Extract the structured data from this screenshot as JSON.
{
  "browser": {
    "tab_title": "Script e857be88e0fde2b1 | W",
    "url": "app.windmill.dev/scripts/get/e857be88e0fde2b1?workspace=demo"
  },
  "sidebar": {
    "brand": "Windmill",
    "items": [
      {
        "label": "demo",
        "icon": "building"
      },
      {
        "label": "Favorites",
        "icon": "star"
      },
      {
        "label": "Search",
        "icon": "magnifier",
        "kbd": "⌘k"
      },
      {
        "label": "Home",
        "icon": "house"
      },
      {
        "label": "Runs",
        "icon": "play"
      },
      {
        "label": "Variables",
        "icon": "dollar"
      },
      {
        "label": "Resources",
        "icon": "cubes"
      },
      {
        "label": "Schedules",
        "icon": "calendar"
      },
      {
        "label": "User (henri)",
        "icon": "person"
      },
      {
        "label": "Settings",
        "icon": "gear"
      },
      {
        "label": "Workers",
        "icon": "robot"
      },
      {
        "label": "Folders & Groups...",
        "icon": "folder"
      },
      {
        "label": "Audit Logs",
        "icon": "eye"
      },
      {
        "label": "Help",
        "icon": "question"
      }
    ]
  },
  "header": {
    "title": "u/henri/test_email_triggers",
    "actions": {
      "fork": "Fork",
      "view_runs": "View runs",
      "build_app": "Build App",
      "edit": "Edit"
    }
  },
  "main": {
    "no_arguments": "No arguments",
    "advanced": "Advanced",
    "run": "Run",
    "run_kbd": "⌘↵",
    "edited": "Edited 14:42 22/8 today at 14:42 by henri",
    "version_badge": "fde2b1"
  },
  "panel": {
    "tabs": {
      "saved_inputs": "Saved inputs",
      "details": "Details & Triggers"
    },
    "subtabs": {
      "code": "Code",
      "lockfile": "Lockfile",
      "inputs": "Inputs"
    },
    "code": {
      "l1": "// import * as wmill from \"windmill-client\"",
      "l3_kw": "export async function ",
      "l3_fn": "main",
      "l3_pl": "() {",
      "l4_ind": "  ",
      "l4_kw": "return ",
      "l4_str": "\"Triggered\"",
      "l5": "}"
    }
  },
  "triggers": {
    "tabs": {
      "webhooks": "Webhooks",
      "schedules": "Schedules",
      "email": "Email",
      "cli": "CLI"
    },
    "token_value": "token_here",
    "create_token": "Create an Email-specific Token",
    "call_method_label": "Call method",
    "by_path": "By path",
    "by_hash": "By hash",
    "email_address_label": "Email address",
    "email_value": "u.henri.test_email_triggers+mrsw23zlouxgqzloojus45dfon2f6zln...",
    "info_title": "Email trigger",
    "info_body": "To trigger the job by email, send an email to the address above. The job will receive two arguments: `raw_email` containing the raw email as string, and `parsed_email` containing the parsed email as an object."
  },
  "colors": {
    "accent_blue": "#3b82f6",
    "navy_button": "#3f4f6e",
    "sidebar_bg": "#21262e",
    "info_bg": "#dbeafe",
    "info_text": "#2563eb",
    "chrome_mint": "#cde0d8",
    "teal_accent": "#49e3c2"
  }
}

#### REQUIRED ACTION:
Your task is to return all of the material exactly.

#### YOUR RESPONSE:
Extract the structured data from this screenshot as JSON.
{
  "browser": {
    "tab_title": "Script e857be88e0fde2b1 | W",
    "url": "app.windmill.dev/scripts/get/e857be88e0fde2b1?workspace=demo"
  },
  "sidebar": {
    "brand": "Windmill",
    "items": [
      {
        "label": "demo",
        "icon": "building"
      },
      {
        "label": "Favorites",
        "icon": "star"
      },
      {
        "label": "Search",
        "icon": "magnifier",
        "kbd": "⌘k"
      },
      {
        "label": "Home",
        "icon": "house"
      },
      {
        "label": "Runs",
        "icon": "play"
      },
      {
        "label": "Variables",
        "icon": "dollar"
      },
      {
        "label": "Resources",
        "icon": "cubes"
      },
      {
        "label": "Schedules",
        "icon": "calendar"
      },
      {
        "label": "User (henri)",
        "icon": "person"
      },
      {
        "label": "Settings",
        "icon": "gear"
      },
      {
        "label": "Workers",
        "icon": "robot"
      },
      {
        "label": "Folders & Groups...",
        "icon": "folder"
      },
      {
        "label": "Audit Logs",
        "icon": "eye"
      },
      {
        "label": "Help",
        "icon": "question"
      }
    ]
  },
  "header": {
    "title": "u/henri/test_email_triggers",
    "actions": {
      "fork": "Fork",
      "view_runs": "View runs",
      "build_app": "Build App",
      "edit": "Edit"
    }
  },
  "main": {
    "no_arguments": "No arguments",
    "advanced": "Advanced",
    "run": "Run",
    "run_kbd": "⌘↵",
    "edited": "Edited 14:42 22/8 today at 14:42 by henri",
    "version_badge": "fde2b1"
  },
  "panel": {
    "tabs": {
      "saved_inputs": "Saved inputs",
      "details": "Details & Triggers"
    },
    "subtabs": {
      "code": "Code",
      "lockfile": "Lockfile",
      "inputs": "Inputs"
    },
    "code": {
      "l1": "// import * as wmill from \"windmill-client\"",
      "l3_kw": "export async function ",
      "l3_fn": "main",
      "l3_pl": "() {",
      "l4_ind": "  ",
      "l4_kw": "return ",
      "l4_str": "\"Triggered\"",
      "l5": "}"
    }
  },
  "triggers": {
    "tabs": {
      "webhooks": "Webhooks",
      "schedules": "Schedules",
      "email": "Email",
      "cli": "CLI"
    },
    "token_value": "token_here",
    "create_token": "Create an Email-specific Token",
    "call_method_label": "Call method",
    "by_path": "By path",
    "by_hash": "By hash",
    "email_address_label": "Email address",
    "email_value": "u.henri.test_email_triggers+mrsw23zlouxgqzloojus45dfon2f6zln...",
    "info_title": "Email trigger",
    "info_body": "To trigger the job by email, send an email to the address above. The job will receive two arguments: `raw_email` containing the raw email as string, and `parsed_email` containing the parsed email as an object."
  },
  "colors": {
    "accent_blue": "#3b82f6",
    "navy_button": "#3f4f6e",
    "sidebar_bg": "#21262e",
    "info_bg": "#dbeafe",
    "info_text": "#2563eb",
    "chrome_mint": "#cde0d8",
    "teal_accent": "#49e3c2"
  }
}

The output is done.